What is needed: Please print the data again exactly as given.

(Supplied material)

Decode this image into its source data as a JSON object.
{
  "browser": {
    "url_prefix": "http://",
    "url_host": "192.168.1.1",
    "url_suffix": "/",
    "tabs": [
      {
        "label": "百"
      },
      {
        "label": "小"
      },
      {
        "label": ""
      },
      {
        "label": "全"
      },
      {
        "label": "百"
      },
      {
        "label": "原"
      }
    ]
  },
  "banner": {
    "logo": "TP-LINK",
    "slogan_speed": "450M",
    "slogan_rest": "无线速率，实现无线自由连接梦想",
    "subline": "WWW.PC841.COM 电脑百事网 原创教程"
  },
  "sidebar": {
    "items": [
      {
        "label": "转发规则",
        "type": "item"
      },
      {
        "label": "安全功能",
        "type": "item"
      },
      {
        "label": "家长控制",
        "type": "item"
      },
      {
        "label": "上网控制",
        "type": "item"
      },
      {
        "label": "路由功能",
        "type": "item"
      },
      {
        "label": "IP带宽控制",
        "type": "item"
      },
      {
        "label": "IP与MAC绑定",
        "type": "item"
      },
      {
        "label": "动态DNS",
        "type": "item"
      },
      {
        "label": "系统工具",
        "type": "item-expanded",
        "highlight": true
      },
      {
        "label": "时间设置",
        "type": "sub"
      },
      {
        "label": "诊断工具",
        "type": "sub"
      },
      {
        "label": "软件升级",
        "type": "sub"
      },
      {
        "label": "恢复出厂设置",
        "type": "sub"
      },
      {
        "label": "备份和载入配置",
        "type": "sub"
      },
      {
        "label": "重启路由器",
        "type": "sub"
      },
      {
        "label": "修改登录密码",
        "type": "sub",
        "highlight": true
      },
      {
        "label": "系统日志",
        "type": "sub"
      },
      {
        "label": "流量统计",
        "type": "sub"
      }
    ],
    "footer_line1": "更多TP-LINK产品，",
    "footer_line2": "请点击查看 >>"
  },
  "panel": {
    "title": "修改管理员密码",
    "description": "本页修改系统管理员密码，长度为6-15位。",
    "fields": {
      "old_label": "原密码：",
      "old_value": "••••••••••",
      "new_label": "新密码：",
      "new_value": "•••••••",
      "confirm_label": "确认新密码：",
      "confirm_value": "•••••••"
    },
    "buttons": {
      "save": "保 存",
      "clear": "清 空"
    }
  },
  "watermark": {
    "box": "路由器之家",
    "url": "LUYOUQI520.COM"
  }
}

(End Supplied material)

Result of this task:
Decode this image into its source data as a JSON object.
{
  "browser": {
    "url_prefix": "http://",
    "url_host": "192.168.1.1",
    "url_suffix": "/",
    "tabs": [
      {
        "label": "百"
      },
      {
        "label": "小"
      },
      {
        "label": ""
      },
      {
        "label": "全"
      },
      {
        "label": "百"
      },
      {
        "label": "原"
      }
    ]
  },
  "banner": {
    "logo": "TP-LINK",
    "slogan_speed": "450M",
    "slogan_rest": "无线速率，实现无线自由连接梦想",
    "subline": "WWW.PC841.COM 电脑百事网 原创教程"
  },
  "sidebar": {
    "items": [
      {
        "label": "转发规则",
        "type": "item"
      },
      {
        "label": "安全功能",
        "type": "item"
      },
      {
        "label": "家长控制",
        "type": "item"
      },
      {
        "label": "上网控制",
        "type": "item"
      },
      {
        "label": "路由功能",
        "type": "item"
      },
      {
        "label": "IP带宽控制",
        "type": "item"
      },
      {
        "label": "IP与MAC绑定",
        "type": "item"
      },
      {
        "label": "动态DNS",
        "type": "item"
      },
      {
        "label": "系统工具",
        "type": "item-expanded",
        "highlight": true
      },
      {
        "label": "时间设置",
        "type": "sub"
      },
      {
        "label": "诊断工具",
        "type": "sub"
      },
      {
        "label": "软件升级",
        "type": "sub"
      },
      {
        "label": "恢复出厂设置",
        "type": "sub"
      },
      {
        "label": "备份和载入配置",
        "type": "sub"
      },
      {
        "label": "重启路由器",
        "type": "sub"
      },
      {
        "label": "修改登录密码",
        "type": "sub",
        "highlight": true
      },
      {
        "label": "系统日志",
        "type": "sub"
      },
      {
        "label": "流量统计",
        "type": "sub"
      }
    ],
    "footer_line1": "更多TP-LINK产品，",
    "footer_line2": "请点击查看 >>"
  },
  "panel": {
    "title": "修改管理员密码",
    "description": "本页修改系统管理员密码，长度为6-15位。",
    "fields": {
      "old_label": "原密码：",
      "old_value": "••••••••••",
      "new_label": "新密码：",
      "new_value": "•••••••",
      "confirm_label": "确认新密码：",
      "confirm_value": "•••••••"
    },
    "buttons": {
      "save": "保 存",
      "clear": "清 空"
    }
  },
  "watermark": {
    "box": "路由器之家",
    "url": "LUYOUQI520.COM"
  }
}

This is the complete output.